While it's tempting to think that reading this book might reduce one's tenden...more
1) Why men don't ask for directions (totally agree with this)
2) Why gamblers are overconfident (agree. again)
3) Who makes the most mistakes
4) There is no such thing as human multi-tasking
A fun, easy and informative book. Joseph Hallinan has a good sense of humor while still keeping things tight and moving. Unusually arranged and presented (jumped around it...more
Hallinan is a journalist and that shows in the writing. While delving into the research he delivers his new found knowledge with an easy pen, making the book great fun to read. The best message I took from the...more
"We forget our passwords. We pay too much to go to the gym. We think we’d be happier if we lived in California (we wouldn’t), and we think we should stick with our first answer on tests (we shouldn’t). Why do we make mistakes? And could we do a little better? We human beings have design flaws. Our eyes play tricks on us, our stories change in the retelling, and most of us are fairly sure we’re way above average. In Why We Make Mistakes, journalist Joseph T. Hallinan sets out to explore the capti...more
Las personas interesadas en las siguientes temáticas lo encontrarán práctico y útil: habilidades directivas, analizar y tomar decisiones, anticiparse a los problemas, publicidad y relaciones públicas.
En el siguiente enlace tienes el resumen del libro Las trampas de la mente, Cómo identificar los principales sesgos de nuestra mente para evitar cometer errores catastróficos: Las trampas de l...more
I always think about this book when people suggest moving to California - that was one of my favourite chapt...more
A woman hanged herself in a tree on a busy street. Yet, no one reported the suicide for more than 14 hours even though her body was clearly visible. Why? Because the incident occurred on October 31st and passersby mistook the body for a Halloween decoration. This horrifying example demonstrates the way context – as well as traits that are innately human – plays a role in how people make errors.
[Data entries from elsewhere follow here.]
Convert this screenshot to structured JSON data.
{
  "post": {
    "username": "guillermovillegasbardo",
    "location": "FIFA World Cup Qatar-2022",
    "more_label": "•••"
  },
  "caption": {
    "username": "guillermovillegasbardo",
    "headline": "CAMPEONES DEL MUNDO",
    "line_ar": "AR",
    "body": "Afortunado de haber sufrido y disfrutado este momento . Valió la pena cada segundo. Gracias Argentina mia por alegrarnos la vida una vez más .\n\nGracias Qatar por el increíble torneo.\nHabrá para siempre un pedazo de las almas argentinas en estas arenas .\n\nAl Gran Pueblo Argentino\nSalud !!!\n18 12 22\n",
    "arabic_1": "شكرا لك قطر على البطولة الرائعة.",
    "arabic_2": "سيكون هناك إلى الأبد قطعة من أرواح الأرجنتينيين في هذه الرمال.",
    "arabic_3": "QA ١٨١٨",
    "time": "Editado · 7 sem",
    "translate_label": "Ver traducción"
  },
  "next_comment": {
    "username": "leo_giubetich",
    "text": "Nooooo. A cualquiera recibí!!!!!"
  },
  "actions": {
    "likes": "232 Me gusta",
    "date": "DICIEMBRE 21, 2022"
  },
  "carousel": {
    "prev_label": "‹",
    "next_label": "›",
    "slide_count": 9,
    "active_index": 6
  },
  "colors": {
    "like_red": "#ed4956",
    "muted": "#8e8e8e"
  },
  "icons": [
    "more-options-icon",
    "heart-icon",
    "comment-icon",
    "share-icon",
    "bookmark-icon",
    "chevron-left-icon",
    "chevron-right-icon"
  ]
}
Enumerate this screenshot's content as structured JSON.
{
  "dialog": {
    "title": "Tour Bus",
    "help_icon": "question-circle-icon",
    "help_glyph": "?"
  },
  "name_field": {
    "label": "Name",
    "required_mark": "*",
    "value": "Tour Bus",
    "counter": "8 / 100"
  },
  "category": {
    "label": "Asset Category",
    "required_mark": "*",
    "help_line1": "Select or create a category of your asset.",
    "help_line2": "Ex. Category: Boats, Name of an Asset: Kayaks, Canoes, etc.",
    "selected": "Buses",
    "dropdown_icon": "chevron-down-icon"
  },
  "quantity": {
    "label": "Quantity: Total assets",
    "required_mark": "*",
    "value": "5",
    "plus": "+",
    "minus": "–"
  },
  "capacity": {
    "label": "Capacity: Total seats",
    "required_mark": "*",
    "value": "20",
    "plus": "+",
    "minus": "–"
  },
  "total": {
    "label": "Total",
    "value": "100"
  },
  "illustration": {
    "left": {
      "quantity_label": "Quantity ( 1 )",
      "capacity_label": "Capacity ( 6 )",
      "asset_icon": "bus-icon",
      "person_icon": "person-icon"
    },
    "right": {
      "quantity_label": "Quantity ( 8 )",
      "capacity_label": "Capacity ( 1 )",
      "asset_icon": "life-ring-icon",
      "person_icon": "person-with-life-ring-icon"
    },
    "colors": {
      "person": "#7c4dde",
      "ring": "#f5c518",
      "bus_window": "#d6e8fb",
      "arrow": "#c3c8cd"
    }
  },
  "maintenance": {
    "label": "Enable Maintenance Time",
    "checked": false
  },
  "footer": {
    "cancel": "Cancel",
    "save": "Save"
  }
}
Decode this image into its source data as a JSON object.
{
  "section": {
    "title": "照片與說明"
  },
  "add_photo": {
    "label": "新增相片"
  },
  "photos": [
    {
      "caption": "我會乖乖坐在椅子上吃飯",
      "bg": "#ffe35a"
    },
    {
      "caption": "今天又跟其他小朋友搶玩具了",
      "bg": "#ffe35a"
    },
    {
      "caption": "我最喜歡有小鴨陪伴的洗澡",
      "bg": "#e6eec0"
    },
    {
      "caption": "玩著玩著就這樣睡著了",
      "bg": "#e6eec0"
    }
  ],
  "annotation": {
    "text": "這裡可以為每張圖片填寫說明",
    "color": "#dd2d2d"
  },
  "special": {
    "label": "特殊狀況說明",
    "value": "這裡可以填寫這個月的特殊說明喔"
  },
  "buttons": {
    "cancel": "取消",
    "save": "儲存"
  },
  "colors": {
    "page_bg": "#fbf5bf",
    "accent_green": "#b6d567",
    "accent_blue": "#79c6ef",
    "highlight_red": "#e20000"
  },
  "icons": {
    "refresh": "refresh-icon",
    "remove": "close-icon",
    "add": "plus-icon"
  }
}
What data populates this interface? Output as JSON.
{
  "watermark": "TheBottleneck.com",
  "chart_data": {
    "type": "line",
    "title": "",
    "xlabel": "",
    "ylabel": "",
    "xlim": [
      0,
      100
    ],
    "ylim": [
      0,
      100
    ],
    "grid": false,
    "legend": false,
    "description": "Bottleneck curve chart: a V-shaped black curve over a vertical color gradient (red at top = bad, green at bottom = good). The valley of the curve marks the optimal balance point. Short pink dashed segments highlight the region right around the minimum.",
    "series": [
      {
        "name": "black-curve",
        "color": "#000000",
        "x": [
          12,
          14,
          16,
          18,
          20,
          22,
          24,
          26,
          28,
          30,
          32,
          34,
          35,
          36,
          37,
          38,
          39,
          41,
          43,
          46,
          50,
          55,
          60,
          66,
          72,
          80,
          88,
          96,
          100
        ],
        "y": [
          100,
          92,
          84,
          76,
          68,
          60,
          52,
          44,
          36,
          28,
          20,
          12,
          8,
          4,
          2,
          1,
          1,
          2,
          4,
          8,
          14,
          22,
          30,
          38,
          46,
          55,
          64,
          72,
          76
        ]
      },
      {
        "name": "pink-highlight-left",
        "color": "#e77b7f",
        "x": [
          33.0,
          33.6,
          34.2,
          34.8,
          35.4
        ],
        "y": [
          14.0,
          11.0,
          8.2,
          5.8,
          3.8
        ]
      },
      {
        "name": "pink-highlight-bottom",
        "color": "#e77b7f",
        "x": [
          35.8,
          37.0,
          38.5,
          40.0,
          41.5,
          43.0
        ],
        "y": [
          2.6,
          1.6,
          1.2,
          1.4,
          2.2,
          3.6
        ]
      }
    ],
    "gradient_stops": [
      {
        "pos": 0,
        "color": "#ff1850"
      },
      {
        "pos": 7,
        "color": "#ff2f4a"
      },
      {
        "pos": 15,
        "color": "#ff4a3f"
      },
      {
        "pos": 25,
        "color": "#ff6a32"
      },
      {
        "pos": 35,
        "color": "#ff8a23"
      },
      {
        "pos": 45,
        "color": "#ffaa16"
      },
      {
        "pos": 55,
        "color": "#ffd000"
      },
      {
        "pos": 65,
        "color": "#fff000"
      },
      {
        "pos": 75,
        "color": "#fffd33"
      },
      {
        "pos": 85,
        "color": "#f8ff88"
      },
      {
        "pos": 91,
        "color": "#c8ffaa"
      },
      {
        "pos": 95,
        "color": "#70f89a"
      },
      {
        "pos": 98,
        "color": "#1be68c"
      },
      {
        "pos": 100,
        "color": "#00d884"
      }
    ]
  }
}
As Joseph T. Hallinan explains, human beings are biased, ove...more
Why do we screw up? We get distracted like the pilots of the airplane who flew into the ground because they all become preoccupied why a light bulb had gone out (the light bulb had failed, not the device it was measuring). We become set in our so...more